*** Data excerpts ***

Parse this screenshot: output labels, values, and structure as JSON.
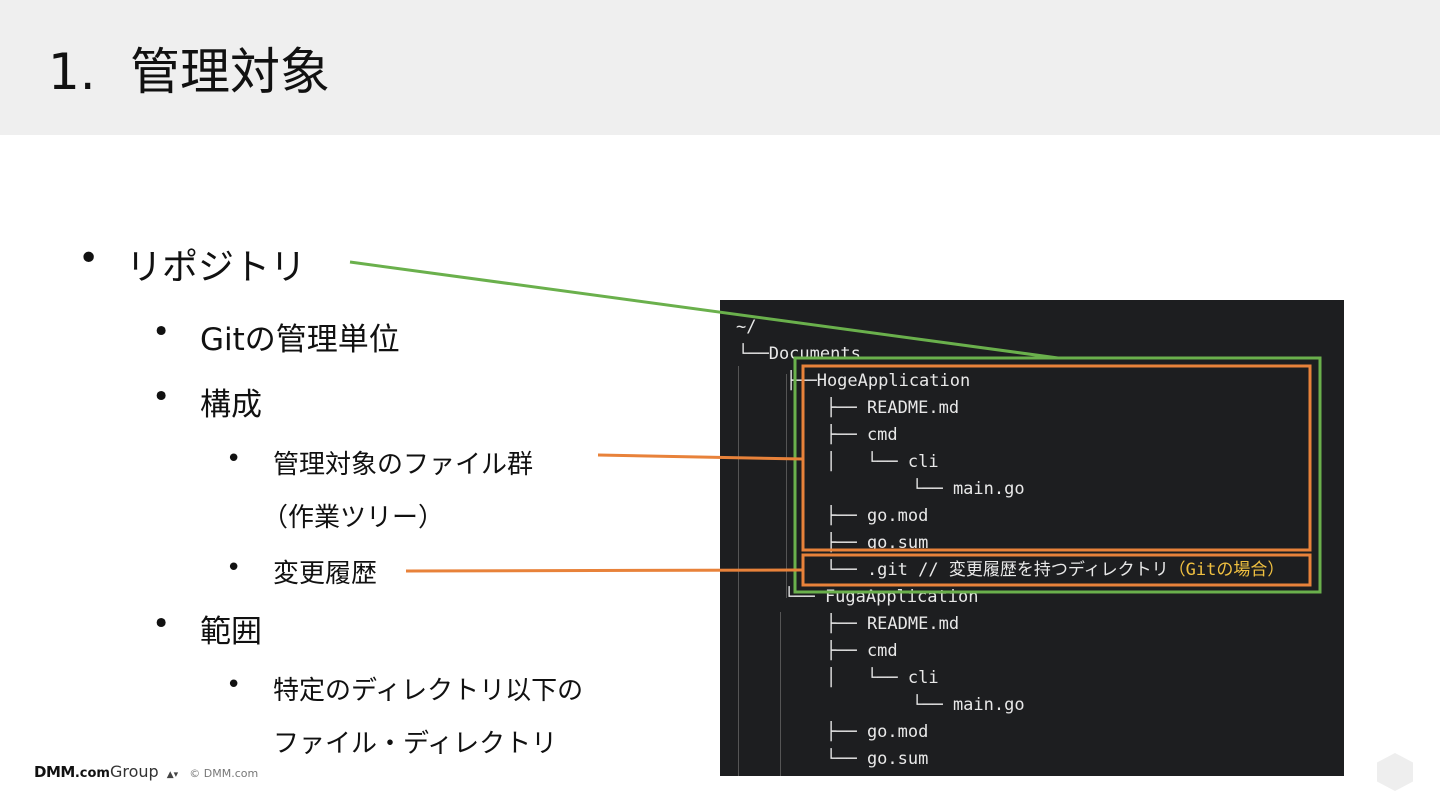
{
  "slide": {
    "number": "1.",
    "title": "管理対象"
  },
  "bullets": {
    "repository": "リポジトリ",
    "git_unit": "Gitの管理単位",
    "structure": "構成",
    "managed_files": "管理対象のファイル群",
    "working_tree": "（作業ツリー）",
    "history": "変更履歴",
    "scope": "範囲",
    "scope_detail_1": "特定のディレクトリ以下の",
    "scope_detail_2": "ファイル・ディレクトリ",
    "dot": "•"
  },
  "terminal": {
    "lines": [
      "~/",
      "└──Documents",
      "├──HogeApplication",
      "├── README.md",
      "├── cmd",
      "│   └── cli",
      "└── main.go",
      "├── go.mod",
      "├── go.sum",
      "└── .git // 変更履歴を持つディレクトリ",
      "（Gitの場合）",
      "└── FugaApplication",
      "├── README.md",
      "├── cmd",
      "│   └── cli",
      "└── main.go",
      "├── go.mod",
      "└── go.sum"
    ]
  },
  "footer": {
    "logo": "DMM",
    "logo_com": ".com",
    "logo_group": "Group",
    "copyright": "© DMM.com"
  },
  "colors": {
    "green": "#6ab04c",
    "orange": "#e8823a",
    "terminal_bg": "#1d1e20",
    "accent_yellow": "#f0c040"
  }
}
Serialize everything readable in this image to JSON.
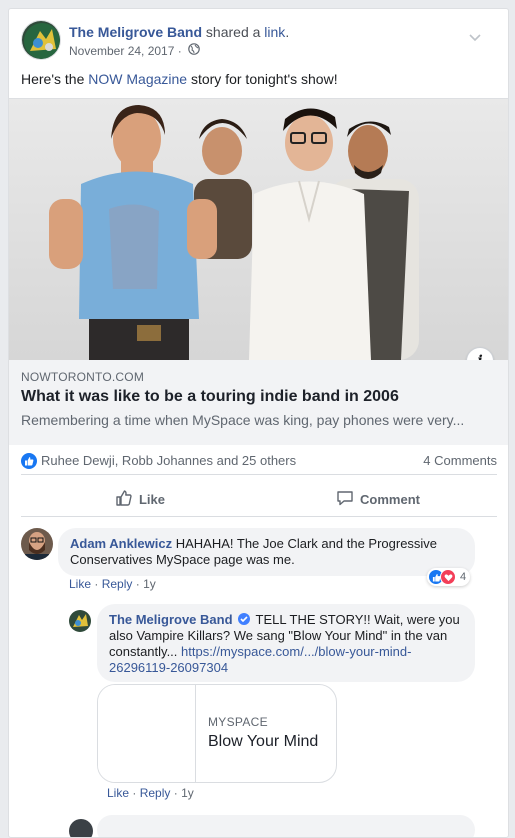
{
  "post": {
    "page_name": "The Meligrove Band",
    "action_text": "shared a",
    "action_link": "link",
    "action_end": ".",
    "date": "November 24, 2017",
    "date_sep": " · ",
    "text_before": "Here's the ",
    "text_link": "NOW Magazine",
    "text_after": " story for tonight's show!"
  },
  "link_preview": {
    "domain": "NOWTORONTO.COM",
    "title": "What it was like to be a touring indie band in 2006",
    "description": "Remembering a time when MySpace was king, pay phones were very...",
    "info_label": "i"
  },
  "reactions": {
    "summary": "Ruhee Dewji, Robb Johannes and 25 others",
    "comments_count": "4 Comments"
  },
  "actions": {
    "like_label": "Like",
    "comment_label": "Comment"
  },
  "comments": [
    {
      "author": "Adam Anklewicz",
      "text": " HAHAHA! The Joe Clark and the Progressive Conservatives MySpace page was me.",
      "like": "Like",
      "reply": "Reply",
      "age": "1y",
      "reaction_count": "4"
    },
    {
      "author": "The Meligrove Band",
      "text": " TELL THE STORY!! Wait, were you also Vampire Killars? We sang \"Blow Your Mind\" in the van constantly... ",
      "url": "https://myspace.com/.../blow-your-mind-26296119-26097304",
      "like": "Like",
      "reply": "Reply",
      "age": "1y",
      "share": {
        "domain": "MYSPACE",
        "title": "Blow Your Mind"
      }
    }
  ],
  "colors": {
    "link": "#385898",
    "like_blue": "#1877f2",
    "love_red": "#f33e58"
  }
}
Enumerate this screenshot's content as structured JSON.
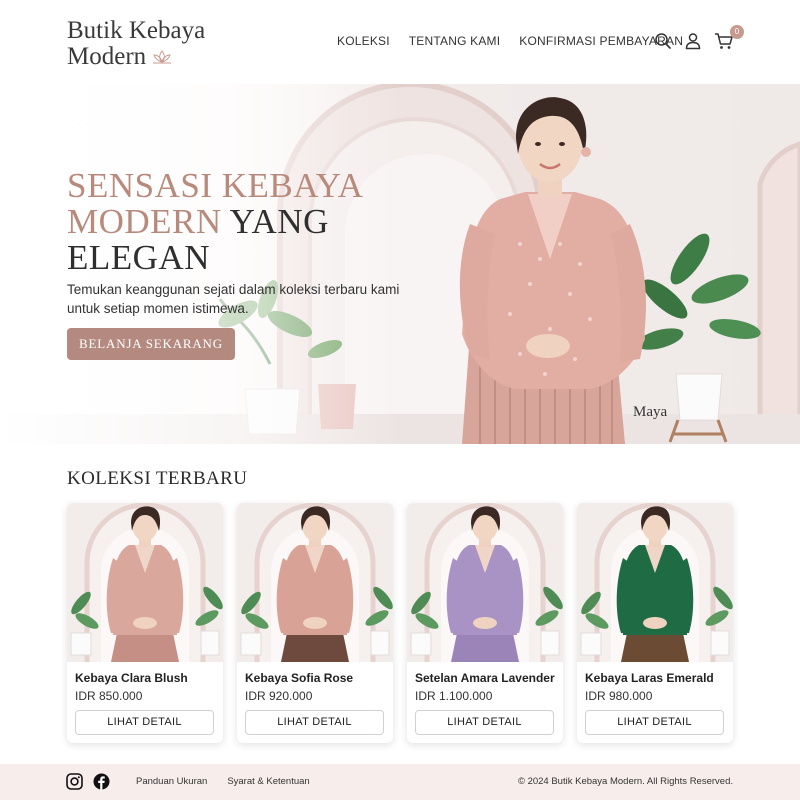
{
  "header": {
    "logo_line1": "Butik Kebaya",
    "logo_line2": "Modern",
    "nav": [
      "KOLEKSI",
      "TENTANG KAMI",
      "KONFIRMASI PEMBAYARAN"
    ],
    "cart_count": "0"
  },
  "hero": {
    "title_part1": "SENSASI KEBAYA",
    "title_part2": "MODERN",
    "title_part3": "YANG",
    "title_part4": "ELEGAN",
    "subtitle": "Temukan keanggunan sejati dalam koleksi terbaru kami untuk setiap momen istimewa.",
    "cta_label": "BELANJA SEKARANG",
    "model_name": "Maya"
  },
  "collection": {
    "title": "KOLEKSI TERBARU",
    "button_label": "LIHAT DETAIL",
    "products": [
      {
        "name": "Kebaya Clara Blush",
        "price": "IDR 850.000",
        "top_color": "#d9a79c",
        "skirt_color": "#c58f85"
      },
      {
        "name": "Kebaya Sofia Rose",
        "price": "IDR 920.000",
        "top_color": "#d8a296",
        "skirt_color": "#6e4a3e"
      },
      {
        "name": "Setelan Amara Lavender",
        "price": "IDR 1.100.000",
        "top_color": "#a993c4",
        "skirt_color": "#9b85b8"
      },
      {
        "name": "Kebaya Laras Emerald",
        "price": "IDR 980.000",
        "top_color": "#1f6b43",
        "skirt_color": "#6b4b33"
      }
    ]
  },
  "footer": {
    "links": [
      "Panduan Ukuran",
      "Syarat & Ketentuan"
    ],
    "copyright": "© 2024 Butik Kebaya Modern. All Rights Reserved."
  },
  "colors": {
    "accent": "#b48a80",
    "footer_bg": "#f7eeec"
  }
}
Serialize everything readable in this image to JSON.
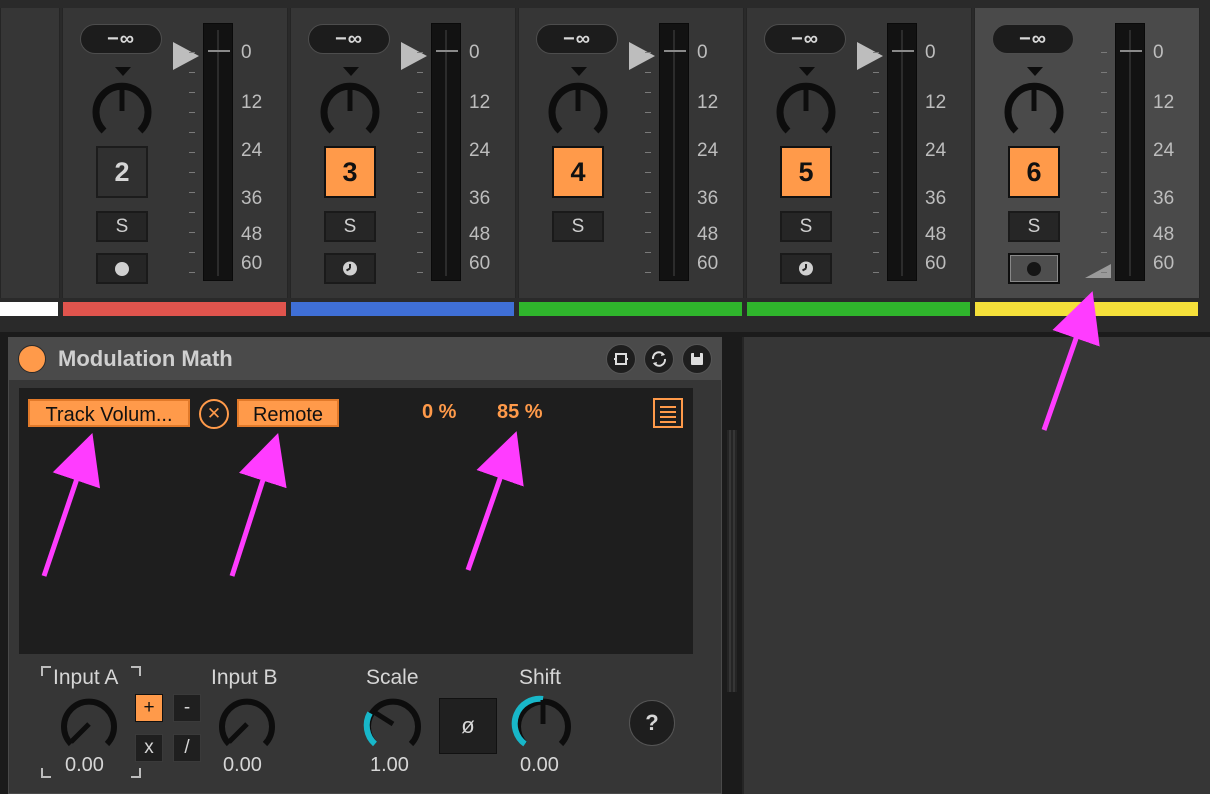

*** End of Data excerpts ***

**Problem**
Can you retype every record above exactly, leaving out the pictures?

**Exercise answer**
Parse this screenshot: output labels, values, and structure as JSON.
{
  "slide": {
    "number": "1.",
    "title": "管理対象"
  },
  "bullets": {
    "repository": "リポジトリ",
    "git_unit": "Gitの管理単位",
    "structure": "構成",
    "managed_files": "管理対象のファイル群",
    "working_tree": "（作業ツリー）",
    "history": "変更履歴",
    "scope": "範囲",
    "scope_detail_1": "特定のディレクトリ以下の",
    "scope_detail_2": "ファイル・ディレクトリ",
    "dot": "•"
  },
  "terminal": {
    "lines": [
      "~/",
      "└──Documents",
      "├──HogeApplication",
      "├── README.md",
      "├── cmd",
      "│   └── cli",
      "└── main.go",
      "├── go.mod",
      "├── go.sum",
      "└── .git // 変更履歴を持つディレクトリ",
      "（Gitの場合）",
      "└── FugaApplication",
      "├── README.md",
      "├── cmd",
      "│   └── cli",
      "└── main.go",
      "├── go.mod",
      "└── go.sum"
    ]
  },
  "footer": {
    "logo": "DMM",
    "logo_com": ".com",
    "logo_group": "Group",
    "copyright": "© DMM.com"
  },
  "colors": {
    "green": "#6ab04c",
    "orange": "#e8823a",
    "terminal_bg": "#1d1e20",
    "accent_yellow": "#f0c040"
  }
}
Serialize everything readable in this image to JSON.
{
  "post": {
    "page_name": "The Meligrove Band",
    "action_text": "shared a",
    "action_link": "link",
    "action_end": ".",
    "date": "November 24, 2017",
    "date_sep": " · ",
    "text_before": "Here's the ",
    "text_link": "NOW Magazine",
    "text_after": " story for tonight's show!"
  },
  "link_preview": {
    "domain": "NOWTORONTO.COM",
    "title": "What it was like to be a touring indie band in 2006",
    "description": "Remembering a time when MySpace was king, pay phones were very...",
    "info_label": "i"
  },
  "reactions": {
    "summary": "Ruhee Dewji, Robb Johannes and 25 others",
    "comments_count": "4 Comments"
  },
  "actions": {
    "like_label": "Like",
    "comment_label": "Comment"
  },
  "comments": [
    {
      "author": "Adam Anklewicz",
      "text": " HAHAHA! The Joe Clark and the Progressive Conservatives MySpace page was me.",
      "like": "Like",
      "reply": "Reply",
      "age": "1y",
      "reaction_count": "4"
    },
    {
      "author": "The Meligrove Band",
      "text": " TELL THE STORY!! Wait, were you also Vampire Killars? We sang \"Blow Your Mind\" in the van constantly... ",
      "url": "https://myspace.com/.../blow-your-mind-26296119-26097304",
      "like": "Like",
      "reply": "Reply",
      "age": "1y",
      "share": {
        "domain": "MYSPACE",
        "title": "Blow Your Mind"
      }
    }
  ],
  "colors": {
    "link": "#385898",
    "like_blue": "#1877f2",
    "love_red": "#f33e58"
  }
}
Enumerate this screenshot's content as structured JSON.
{
  "header": {
    "logo_line1": "Butik Kebaya",
    "logo_line2": "Modern",
    "nav": [
      "KOLEKSI",
      "TENTANG KAMI",
      "KONFIRMASI PEMBAYARAN"
    ],
    "cart_count": "0"
  },
  "hero": {
    "title_part1": "SENSASI KEBAYA",
    "title_part2": "MODERN",
    "title_part3": "YANG",
    "title_part4": "ELEGAN",
    "subtitle": "Temukan keanggunan sejati dalam koleksi terbaru kami untuk setiap momen istimewa.",
    "cta_label": "BELANJA SEKARANG",
    "model_name": "Maya"
  },
  "collection": {
    "title": "KOLEKSI TERBARU",
    "button_label": "LIHAT DETAIL",
    "products": [
      {
        "name": "Kebaya Clara Blush",
        "price": "IDR 850.000",
        "top_color": "#d9a79c",
        "skirt_color": "#c58f85"
      },
      {
        "name": "Kebaya Sofia Rose",
        "price": "IDR 920.000",
        "top_color": "#d8a296",
        "skirt_color": "#6e4a3e"
      },
      {
        "name": "Setelan Amara Lavender",
        "price": "IDR 1.100.000",
        "top_color": "#a993c4",
        "skirt_color": "#9b85b8"
      },
      {
        "name": "Kebaya Laras Emerald",
        "price": "IDR 980.000",
        "top_color": "#1f6b43",
        "skirt_color": "#6b4b33"
      }
    ]
  },
  "footer": {
    "links": [
      "Panduan Ukuran",
      "Syarat & Ketentuan"
    ],
    "copyright": "© 2024 Butik Kebaya Modern. All Rights Reserved."
  },
  "colors": {
    "accent": "#b48a80",
    "footer_bg": "#f7eeec"
  }
}
Serialize everything readable in this image to JSON.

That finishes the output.